- What to produce
Write out the listing below exactly, and omit any images you find in it.
======== Listed records
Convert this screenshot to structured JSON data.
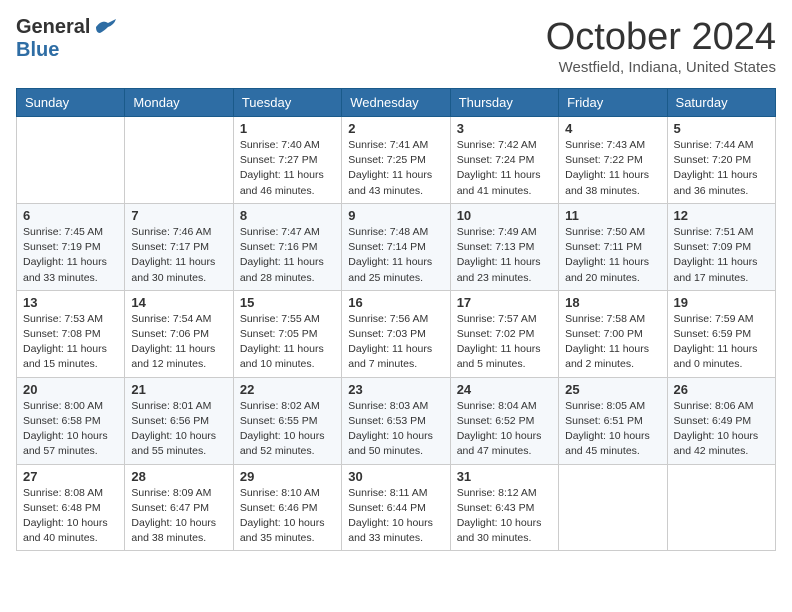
{
  "header": {
    "logo_general": "General",
    "logo_blue": "Blue",
    "month": "October 2024",
    "location": "Westfield, Indiana, United States"
  },
  "days_of_week": [
    "Sunday",
    "Monday",
    "Tuesday",
    "Wednesday",
    "Thursday",
    "Friday",
    "Saturday"
  ],
  "weeks": [
    [
      {
        "day": "",
        "sunrise": "",
        "sunset": "",
        "daylight": ""
      },
      {
        "day": "",
        "sunrise": "",
        "sunset": "",
        "daylight": ""
      },
      {
        "day": "1",
        "sunrise": "Sunrise: 7:40 AM",
        "sunset": "Sunset: 7:27 PM",
        "daylight": "Daylight: 11 hours and 46 minutes."
      },
      {
        "day": "2",
        "sunrise": "Sunrise: 7:41 AM",
        "sunset": "Sunset: 7:25 PM",
        "daylight": "Daylight: 11 hours and 43 minutes."
      },
      {
        "day": "3",
        "sunrise": "Sunrise: 7:42 AM",
        "sunset": "Sunset: 7:24 PM",
        "daylight": "Daylight: 11 hours and 41 minutes."
      },
      {
        "day": "4",
        "sunrise": "Sunrise: 7:43 AM",
        "sunset": "Sunset: 7:22 PM",
        "daylight": "Daylight: 11 hours and 38 minutes."
      },
      {
        "day": "5",
        "sunrise": "Sunrise: 7:44 AM",
        "sunset": "Sunset: 7:20 PM",
        "daylight": "Daylight: 11 hours and 36 minutes."
      }
    ],
    [
      {
        "day": "6",
        "sunrise": "Sunrise: 7:45 AM",
        "sunset": "Sunset: 7:19 PM",
        "daylight": "Daylight: 11 hours and 33 minutes."
      },
      {
        "day": "7",
        "sunrise": "Sunrise: 7:46 AM",
        "sunset": "Sunset: 7:17 PM",
        "daylight": "Daylight: 11 hours and 30 minutes."
      },
      {
        "day": "8",
        "sunrise": "Sunrise: 7:47 AM",
        "sunset": "Sunset: 7:16 PM",
        "daylight": "Daylight: 11 hours and 28 minutes."
      },
      {
        "day": "9",
        "sunrise": "Sunrise: 7:48 AM",
        "sunset": "Sunset: 7:14 PM",
        "daylight": "Daylight: 11 hours and 25 minutes."
      },
      {
        "day": "10",
        "sunrise": "Sunrise: 7:49 AM",
        "sunset": "Sunset: 7:13 PM",
        "daylight": "Daylight: 11 hours and 23 minutes."
      },
      {
        "day": "11",
        "sunrise": "Sunrise: 7:50 AM",
        "sunset": "Sunset: 7:11 PM",
        "daylight": "Daylight: 11 hours and 20 minutes."
      },
      {
        "day": "12",
        "sunrise": "Sunrise: 7:51 AM",
        "sunset": "Sunset: 7:09 PM",
        "daylight": "Daylight: 11 hours and 17 minutes."
      }
    ],
    [
      {
        "day": "13",
        "sunrise": "Sunrise: 7:53 AM",
        "sunset": "Sunset: 7:08 PM",
        "daylight": "Daylight: 11 hours and 15 minutes."
      },
      {
        "day": "14",
        "sunrise": "Sunrise: 7:54 AM",
        "sunset": "Sunset: 7:06 PM",
        "daylight": "Daylight: 11 hours and 12 minutes."
      },
      {
        "day": "15",
        "sunrise": "Sunrise: 7:55 AM",
        "sunset": "Sunset: 7:05 PM",
        "daylight": "Daylight: 11 hours and 10 minutes."
      },
      {
        "day": "16",
        "sunrise": "Sunrise: 7:56 AM",
        "sunset": "Sunset: 7:03 PM",
        "daylight": "Daylight: 11 hours and 7 minutes."
      },
      {
        "day": "17",
        "sunrise": "Sunrise: 7:57 AM",
        "sunset": "Sunset: 7:02 PM",
        "daylight": "Daylight: 11 hours and 5 minutes."
      },
      {
        "day": "18",
        "sunrise": "Sunrise: 7:58 AM",
        "sunset": "Sunset: 7:00 PM",
        "daylight": "Daylight: 11 hours and 2 minutes."
      },
      {
        "day": "19",
        "sunrise": "Sunrise: 7:59 AM",
        "sunset": "Sunset: 6:59 PM",
        "daylight": "Daylight: 11 hours and 0 minutes."
      }
    ],
    [
      {
        "day": "20",
        "sunrise": "Sunrise: 8:00 AM",
        "sunset": "Sunset: 6:58 PM",
        "daylight": "Daylight: 10 hours and 57 minutes."
      },
      {
        "day": "21",
        "sunrise": "Sunrise: 8:01 AM",
        "sunset": "Sunset: 6:56 PM",
        "daylight": "Daylight: 10 hours and 55 minutes."
      },
      {
        "day": "22",
        "sunrise": "Sunrise: 8:02 AM",
        "sunset": "Sunset: 6:55 PM",
        "daylight": "Daylight: 10 hours and 52 minutes."
      },
      {
        "day": "23",
        "sunrise": "Sunrise: 8:03 AM",
        "sunset": "Sunset: 6:53 PM",
        "daylight": "Daylight: 10 hours and 50 minutes."
      },
      {
        "day": "24",
        "sunrise": "Sunrise: 8:04 AM",
        "sunset": "Sunset: 6:52 PM",
        "daylight": "Daylight: 10 hours and 47 minutes."
      },
      {
        "day": "25",
        "sunrise": "Sunrise: 8:05 AM",
        "sunset": "Sunset: 6:51 PM",
        "daylight": "Daylight: 10 hours and 45 minutes."
      },
      {
        "day": "26",
        "sunrise": "Sunrise: 8:06 AM",
        "sunset": "Sunset: 6:49 PM",
        "daylight": "Daylight: 10 hours and 42 minutes."
      }
    ],
    [
      {
        "day": "27",
        "sunrise": "Sunrise: 8:08 AM",
        "sunset": "Sunset: 6:48 PM",
        "daylight": "Daylight: 10 hours and 40 minutes."
      },
      {
        "day": "28",
        "sunrise": "Sunrise: 8:09 AM",
        "sunset": "Sunset: 6:47 PM",
        "daylight": "Daylight: 10 hours and 38 minutes."
      },
      {
        "day": "29",
        "sunrise": "Sunrise: 8:10 AM",
        "sunset": "Sunset: 6:46 PM",
        "daylight": "Daylight: 10 hours and 35 minutes."
      },
      {
        "day": "30",
        "sunrise": "Sunrise: 8:11 AM",
        "sunset": "Sunset: 6:44 PM",
        "daylight": "Daylight: 10 hours and 33 minutes."
      },
      {
        "day": "31",
        "sunrise": "Sunrise: 8:12 AM",
        "sunset": "Sunset: 6:43 PM",
        "daylight": "Daylight: 10 hours and 30 minutes."
      },
      {
        "day": "",
        "sunrise": "",
        "sunset": "",
        "daylight": ""
      },
      {
        "day": "",
        "sunrise": "",
        "sunset": "",
        "daylight": ""
      }
    ]
  ]
}
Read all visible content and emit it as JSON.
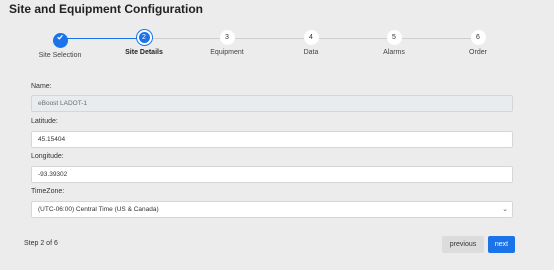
{
  "page_title": "Site and Equipment Configuration",
  "stepper": {
    "steps": [
      {
        "number": "",
        "label": "Site Selection",
        "state": "done"
      },
      {
        "number": "2",
        "label": "Site Details",
        "state": "active"
      },
      {
        "number": "3",
        "label": "Equipment",
        "state": "pending"
      },
      {
        "number": "4",
        "label": "Data",
        "state": "pending"
      },
      {
        "number": "5",
        "label": "Alarms",
        "state": "pending"
      },
      {
        "number": "6",
        "label": "Order",
        "state": "pending"
      }
    ]
  },
  "form": {
    "name_label": "Name:",
    "name_value": "eBoost LADOT-1",
    "latitude_label": "Latitude:",
    "latitude_value": "45.15404",
    "longitude_label": "Longitude:",
    "longitude_value": "-93.39302",
    "timezone_label": "TimeZone:",
    "timezone_value": "(UTC-06:00) Central Time (US & Canada)"
  },
  "footer": {
    "step_count": "Step 2 of 6",
    "previous_label": "previous",
    "next_label": "next"
  },
  "colors": {
    "accent": "#1a73e8",
    "background": "#ececec"
  }
}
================
- Solution to the problem
Convert this screenshot to structured JSON data.
{
  "header": {
    "logo_general": "General",
    "logo_blue": "Blue",
    "month": "October 2024",
    "location": "Westfield, Indiana, United States"
  },
  "days_of_week": [
    "Sunday",
    "Monday",
    "Tuesday",
    "Wednesday",
    "Thursday",
    "Friday",
    "Saturday"
  ],
  "weeks": [
    [
      {
        "day": "",
        "sunrise": "",
        "sunset": "",
        "daylight": ""
      },
      {
        "day": "",
        "sunrise": "",
        "sunset": "",
        "daylight": ""
      },
      {
        "day": "1",
        "sunrise": "Sunrise: 7:40 AM",
        "sunset": "Sunset: 7:27 PM",
        "daylight": "Daylight: 11 hours and 46 minutes."
      },
      {
        "day": "2",
        "sunrise": "Sunrise: 7:41 AM",
        "sunset": "Sunset: 7:25 PM",
        "daylight": "Daylight: 11 hours and 43 minutes."
      },
      {
        "day": "3",
        "sunrise": "Sunrise: 7:42 AM",
        "sunset": "Sunset: 7:24 PM",
        "daylight": "Daylight: 11 hours and 41 minutes."
      },
      {
        "day": "4",
        "sunrise": "Sunrise: 7:43 AM",
        "sunset": "Sunset: 7:22 PM",
        "daylight": "Daylight: 11 hours and 38 minutes."
      },
      {
        "day": "5",
        "sunrise": "Sunrise: 7:44 AM",
        "sunset": "Sunset: 7:20 PM",
        "daylight": "Daylight: 11 hours and 36 minutes."
      }
    ],
    [
      {
        "day": "6",
        "sunrise": "Sunrise: 7:45 AM",
        "sunset": "Sunset: 7:19 PM",
        "daylight": "Daylight: 11 hours and 33 minutes."
      },
      {
        "day": "7",
        "sunrise": "Sunrise: 7:46 AM",
        "sunset": "Sunset: 7:17 PM",
        "daylight": "Daylight: 11 hours and 30 minutes."
      },
      {
        "day": "8",
        "sunrise": "Sunrise: 7:47 AM",
        "sunset": "Sunset: 7:16 PM",
        "daylight": "Daylight: 11 hours and 28 minutes."
      },
      {
        "day": "9",
        "sunrise": "Sunrise: 7:48 AM",
        "sunset": "Sunset: 7:14 PM",
        "daylight": "Daylight: 11 hours and 25 minutes."
      },
      {
        "day": "10",
        "sunrise": "Sunrise: 7:49 AM",
        "sunset": "Sunset: 7:13 PM",
        "daylight": "Daylight: 11 hours and 23 minutes."
      },
      {
        "day": "11",
        "sunrise": "Sunrise: 7:50 AM",
        "sunset": "Sunset: 7:11 PM",
        "daylight": "Daylight: 11 hours and 20 minutes."
      },
      {
        "day": "12",
        "sunrise": "Sunrise: 7:51 AM",
        "sunset": "Sunset: 7:09 PM",
        "daylight": "Daylight: 11 hours and 17 minutes."
      }
    ],
    [
      {
        "day": "13",
        "sunrise": "Sunrise: 7:53 AM",
        "sunset": "Sunset: 7:08 PM",
        "daylight": "Daylight: 11 hours and 15 minutes."
      },
      {
        "day": "14",
        "sunrise": "Sunrise: 7:54 AM",
        "sunset": "Sunset: 7:06 PM",
        "daylight": "Daylight: 11 hours and 12 minutes."
      },
      {
        "day": "15",
        "sunrise": "Sunrise: 7:55 AM",
        "sunset": "Sunset: 7:05 PM",
        "daylight": "Daylight: 11 hours and 10 minutes."
      },
      {
        "day": "16",
        "sunrise": "Sunrise: 7:56 AM",
        "sunset": "Sunset: 7:03 PM",
        "daylight": "Daylight: 11 hours and 7 minutes."
      },
      {
        "day": "17",
        "sunrise": "Sunrise: 7:57 AM",
        "sunset": "Sunset: 7:02 PM",
        "daylight": "Daylight: 11 hours and 5 minutes."
      },
      {
        "day": "18",
        "sunrise": "Sunrise: 7:58 AM",
        "sunset": "Sunset: 7:00 PM",
        "daylight": "Daylight: 11 hours and 2 minutes."
      },
      {
        "day": "19",
        "sunrise": "Sunrise: 7:59 AM",
        "sunset": "Sunset: 6:59 PM",
        "daylight": "Daylight: 11 hours and 0 minutes."
      }
    ],
    [
      {
        "day": "20",
        "sunrise": "Sunrise: 8:00 AM",
        "sunset": "Sunset: 6:58 PM",
        "daylight": "Daylight: 10 hours and 57 minutes."
      },
      {
        "day": "21",
        "sunrise": "Sunrise: 8:01 AM",
        "sunset": "Sunset: 6:56 PM",
        "daylight": "Daylight: 10 hours and 55 minutes."
      },
      {
        "day": "22",
        "sunrise": "Sunrise: 8:02 AM",
        "sunset": "Sunset: 6:55 PM",
        "daylight": "Daylight: 10 hours and 52 minutes."
      },
      {
        "day": "23",
        "sunrise": "Sunrise: 8:03 AM",
        "sunset": "Sunset: 6:53 PM",
        "daylight": "Daylight: 10 hours and 50 minutes."
      },
      {
        "day": "24",
        "sunrise": "Sunrise: 8:04 AM",
        "sunset": "Sunset: 6:52 PM",
        "daylight": "Daylight: 10 hours and 47 minutes."
      },
      {
        "day": "25",
        "sunrise": "Sunrise: 8:05 AM",
        "sunset": "Sunset: 6:51 PM",
        "daylight": "Daylight: 10 hours and 45 minutes."
      },
      {
        "day": "26",
        "sunrise": "Sunrise: 8:06 AM",
        "sunset": "Sunset: 6:49 PM",
        "daylight": "Daylight: 10 hours and 42 minutes."
      }
    ],
    [
      {
        "day": "27",
        "sunrise": "Sunrise: 8:08 AM",
        "sunset": "Sunset: 6:48 PM",
        "daylight": "Daylight: 10 hours and 40 minutes."
      },
      {
        "day": "28",
        "sunrise": "Sunrise: 8:09 AM",
        "sunset": "Sunset: 6:47 PM",
        "daylight": "Daylight: 10 hours and 38 minutes."
      },
      {
        "day": "29",
        "sunrise": "Sunrise: 8:10 AM",
        "sunset": "Sunset: 6:46 PM",
        "daylight": "Daylight: 10 hours and 35 minutes."
      },
      {
        "day": "30",
        "sunrise": "Sunrise: 8:11 AM",
        "sunset": "Sunset: 6:44 PM",
        "daylight": "Daylight: 10 hours and 33 minutes."
      },
      {
        "day": "31",
        "sunrise": "Sunrise: 8:12 AM",
        "sunset": "Sunset: 6:43 PM",
        "daylight": "Daylight: 10 hours and 30 minutes."
      },
      {
        "day": "",
        "sunrise": "",
        "sunset": "",
        "daylight": ""
      },
      {
        "day": "",
        "sunrise": "",
        "sunset": "",
        "daylight": ""
      }
    ]
  ]
}
Read all visible content and emit it as JSON.
{
  "page_title": "Site and Equipment Configuration",
  "stepper": {
    "steps": [
      {
        "number": "",
        "label": "Site Selection",
        "state": "done"
      },
      {
        "number": "2",
        "label": "Site Details",
        "state": "active"
      },
      {
        "number": "3",
        "label": "Equipment",
        "state": "pending"
      },
      {
        "number": "4",
        "label": "Data",
        "state": "pending"
      },
      {
        "number": "5",
        "label": "Alarms",
        "state": "pending"
      },
      {
        "number": "6",
        "label": "Order",
        "state": "pending"
      }
    ]
  },
  "form": {
    "name_label": "Name:",
    "name_value": "eBoost LADOT-1",
    "latitude_label": "Latitude:",
    "latitude_value": "45.15404",
    "longitude_label": "Longitude:",
    "longitude_value": "-93.39302",
    "timezone_label": "TimeZone:",
    "timezone_value": "(UTC-06:00) Central Time (US & Canada)"
  },
  "footer": {
    "step_count": "Step 2 of 6",
    "previous_label": "previous",
    "next_label": "next"
  },
  "colors": {
    "accent": "#1a73e8",
    "background": "#ececec"
  }
}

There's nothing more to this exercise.